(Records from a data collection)
╔══
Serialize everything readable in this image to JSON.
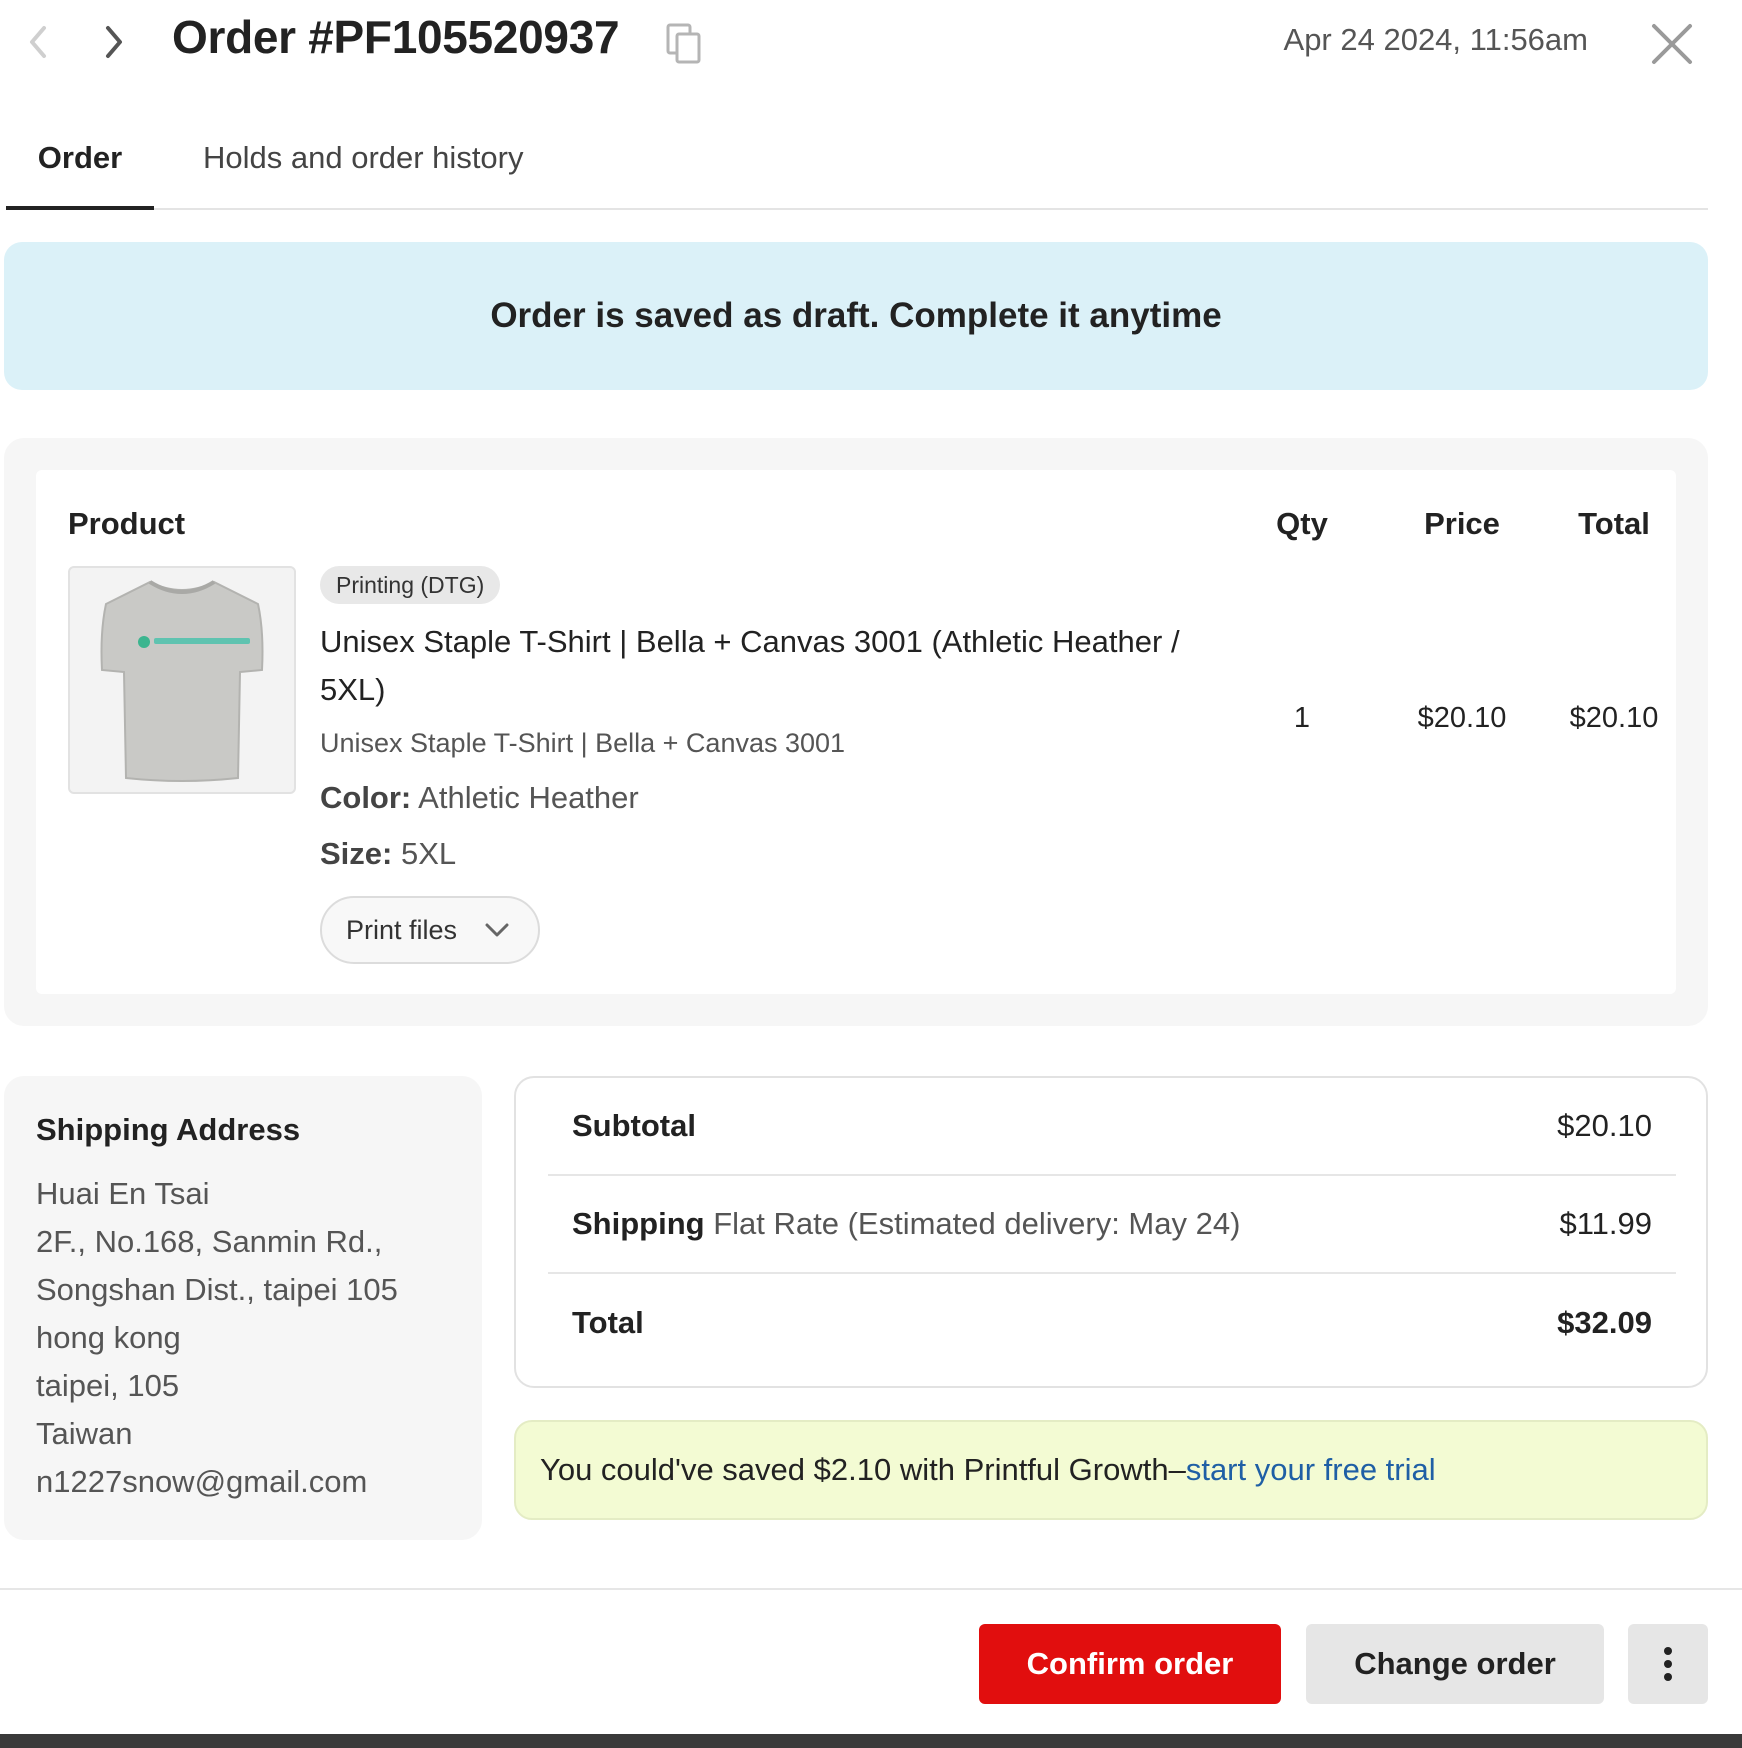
{
  "header": {
    "title": "Order #PF105520937",
    "date": "Apr 24 2024, 11:56am"
  },
  "tabs": [
    {
      "label": "Order",
      "active": true
    },
    {
      "label": "Holds and order history",
      "active": false
    }
  ],
  "banner": {
    "text": "Order is saved as draft. Complete it anytime"
  },
  "product_table": {
    "headers": {
      "product": "Product",
      "qty": "Qty",
      "price": "Price",
      "total": "Total"
    },
    "items": [
      {
        "badge": "Printing (DTG)",
        "name": "Unisex Staple T-Shirt | Bella + Canvas 3001 (Athletic Heather / 5XL)",
        "subtitle": "Unisex Staple T-Shirt | Bella + Canvas 3001",
        "color_label": "Color:",
        "color_value": "Athletic Heather",
        "size_label": "Size:",
        "size_value": "5XL",
        "print_files_label": "Print files",
        "qty": "1",
        "price": "$20.10",
        "total": "$20.10"
      }
    ]
  },
  "shipping_address": {
    "title": "Shipping Address",
    "lines": [
      "Huai En Tsai",
      "2F., No.168, Sanmin Rd.,",
      "Songshan Dist., taipei 105",
      "hong kong",
      "taipei, 105",
      "Taiwan",
      "n1227snow@gmail.com"
    ]
  },
  "summary": {
    "subtotal_label": "Subtotal",
    "subtotal_value": "$20.10",
    "shipping_label": "Shipping",
    "shipping_method": "Flat Rate (Estimated delivery: May 24)",
    "shipping_value": "$11.99",
    "total_label": "Total",
    "total_value": "$32.09"
  },
  "promo": {
    "text": "You could've saved $2.10 with Printful Growth–",
    "link": "start your free trial"
  },
  "footer": {
    "confirm_label": "Confirm order",
    "change_label": "Change order"
  },
  "colors": {
    "accent_red": "#e10e0e",
    "banner_blue": "#dbf1f8",
    "promo_green": "#f3fbd3",
    "link_blue": "#1f5fa5"
  }
}
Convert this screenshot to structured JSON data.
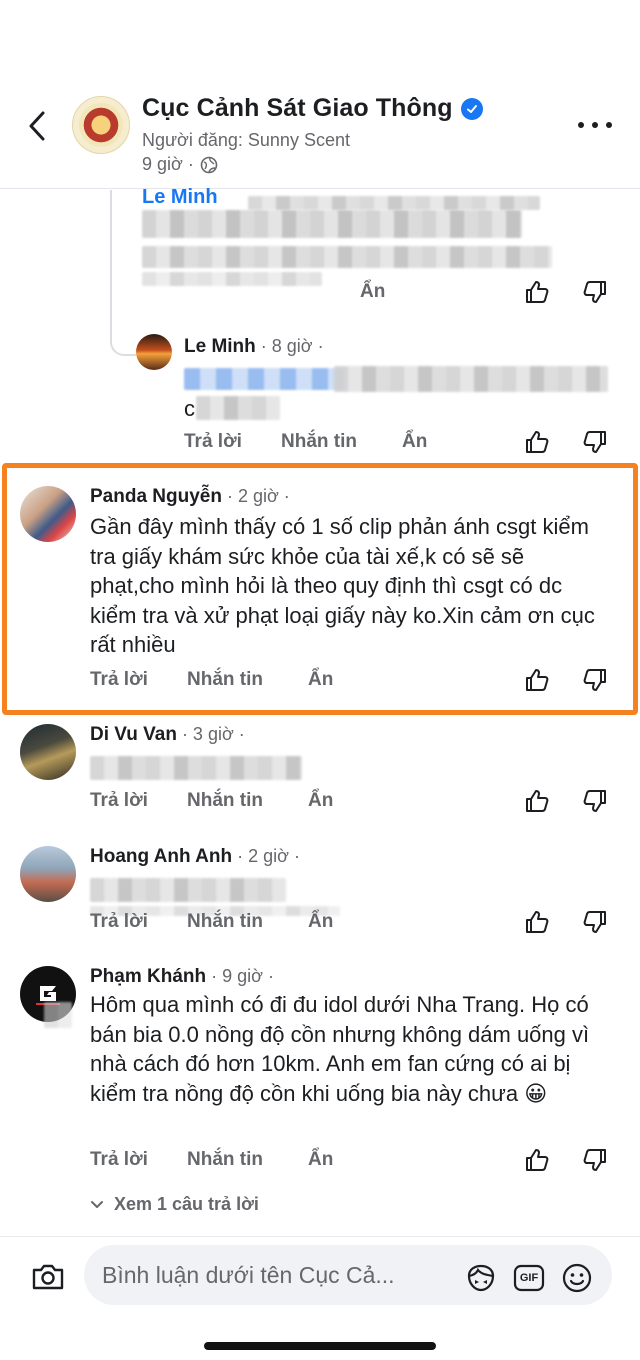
{
  "header": {
    "page_name": "Cục Cảnh Sát Giao Thông",
    "poster": "Người đăng: Sunny Scent",
    "post_time": "9 giờ ·"
  },
  "actions": {
    "reply": "Trả lời",
    "message": "Nhắn tin",
    "hide": "Ẩn"
  },
  "partial_reply": {
    "name_link": "Le Minh",
    "text": "up len youtube de che do không c"
  },
  "comments": [
    {
      "name": "Le Minh",
      "meta": " · 8 giờ ·",
      "text_start": "c"
    },
    {
      "name": "Panda Nguyễn",
      "meta": " · 2 giờ ·",
      "text": "Gần đây mình thấy có 1 số clip phản ánh csgt kiểm tra giấy khám sức khỏe của tài xế,k có sẽ sẽ phạt,cho mình hỏi là theo quy định thì csgt có dc kiểm tra và xử phạt loại giấy này ko.Xin cảm ơn cục rất nhiều"
    },
    {
      "name": "Di Vu Van",
      "meta": " · 3 giờ ·"
    },
    {
      "name": "Hoang Anh Anh",
      "meta": " · 2 giờ ·"
    },
    {
      "name": "Phạm Khánh",
      "meta": " · 9 giờ ·",
      "text": "Hôm qua mình có đi đu idol dưới Nha Trang. Họ có bán bia 0.0 nồng độ cồn nhưng không dám uống vì nhà cách đó hơn 10km. Anh em fan cứng có ai bị kiểm tra nồng độ cồn khi uống bia này chưa",
      "emoji": "😀"
    }
  ],
  "view_replies": "Xem 1 câu trả lời",
  "composer": {
    "placeholder": "Bình luận dưới tên Cục Cả...",
    "gif_label": "GIF"
  },
  "colors": {
    "highlight": "#f58220",
    "link": "#1877f2",
    "secondary_text": "#65676b"
  }
}
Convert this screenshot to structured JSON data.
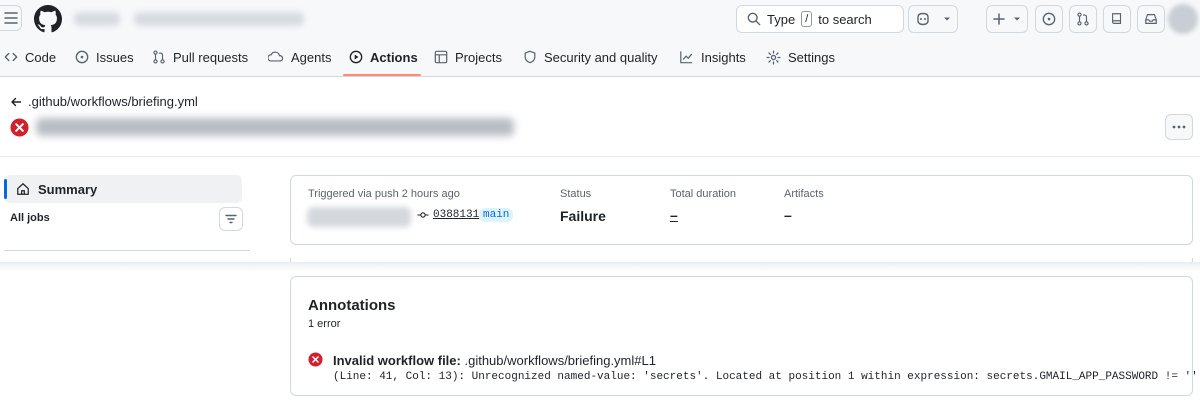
{
  "header": {
    "search_prefix": "Type",
    "search_key": "/",
    "search_suffix": "to search"
  },
  "nav": {
    "items": [
      {
        "label": "Code",
        "icon": "code-icon"
      },
      {
        "label": "Issues",
        "icon": "issue-icon"
      },
      {
        "label": "Pull requests",
        "icon": "pull-request-icon"
      },
      {
        "label": "Agents",
        "icon": "agents-icon"
      },
      {
        "label": "Actions",
        "icon": "play-icon",
        "active": true
      },
      {
        "label": "Projects",
        "icon": "table-icon"
      },
      {
        "label": "Security and quality",
        "icon": "shield-icon"
      },
      {
        "label": "Insights",
        "icon": "graph-icon"
      },
      {
        "label": "Settings",
        "icon": "gear-icon"
      }
    ],
    "underline_color": "#fd8c73"
  },
  "run": {
    "back_label": ".github/workflows/briefing.yml",
    "status_color": "#cf222e"
  },
  "sidebar": {
    "summary_label": "Summary",
    "all_jobs_label": "All jobs"
  },
  "summary": {
    "trigger_label": "Triggered via push 2 hours ago",
    "commit_sha": "0388131",
    "branch": "main",
    "status_label": "Status",
    "status_value": "Failure",
    "duration_label": "Total duration",
    "duration_value": "–",
    "artifacts_label": "Artifacts",
    "artifacts_value": "–"
  },
  "annotations": {
    "title": "Annotations",
    "count": "1 error",
    "items": [
      {
        "heading": "Invalid workflow file:",
        "file": ".github/workflows/briefing.yml#L1",
        "message": "(Line: 41, Col: 13): Unrecognized named-value: 'secrets'. Located at position 1 within expression: secrets.GMAIL_APP_PASSWORD != ''"
      }
    ]
  }
}
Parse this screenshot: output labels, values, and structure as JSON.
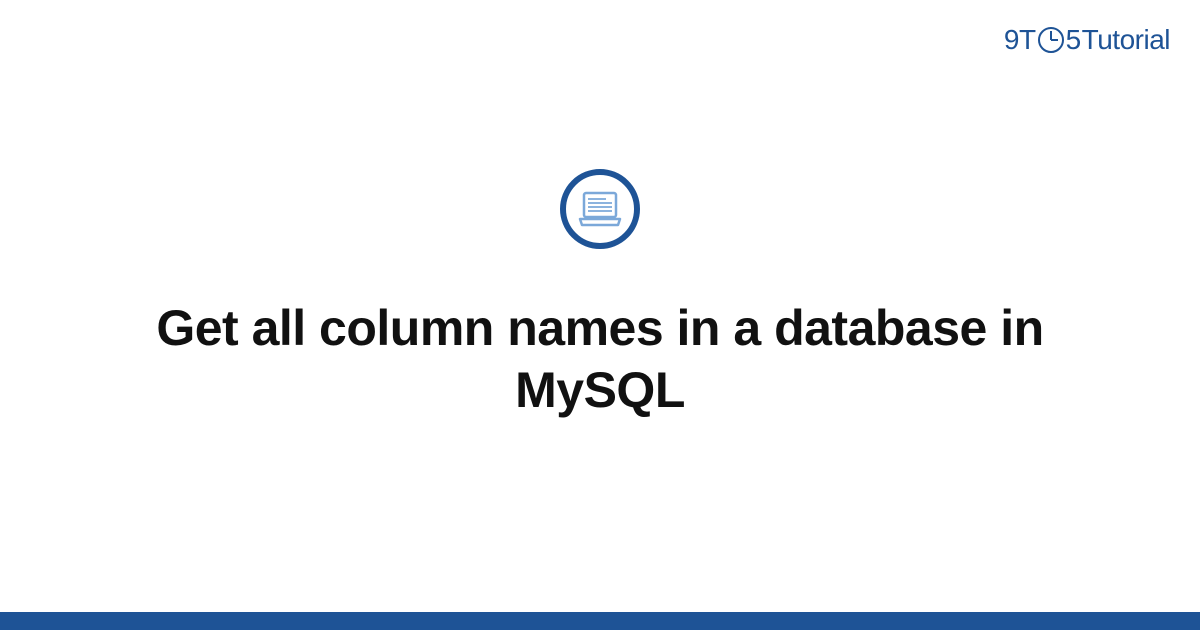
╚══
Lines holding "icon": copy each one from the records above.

        "icon": "code-icon"
        "icon": "issue-icon"
        "icon": "pull-request-icon"
        "icon": "agents-icon"
        "icon": "play-icon",
        "icon": "table-icon"
        "icon": "shield-icon"
        "icon": "graph-icon"
        "icon": "gear-icon"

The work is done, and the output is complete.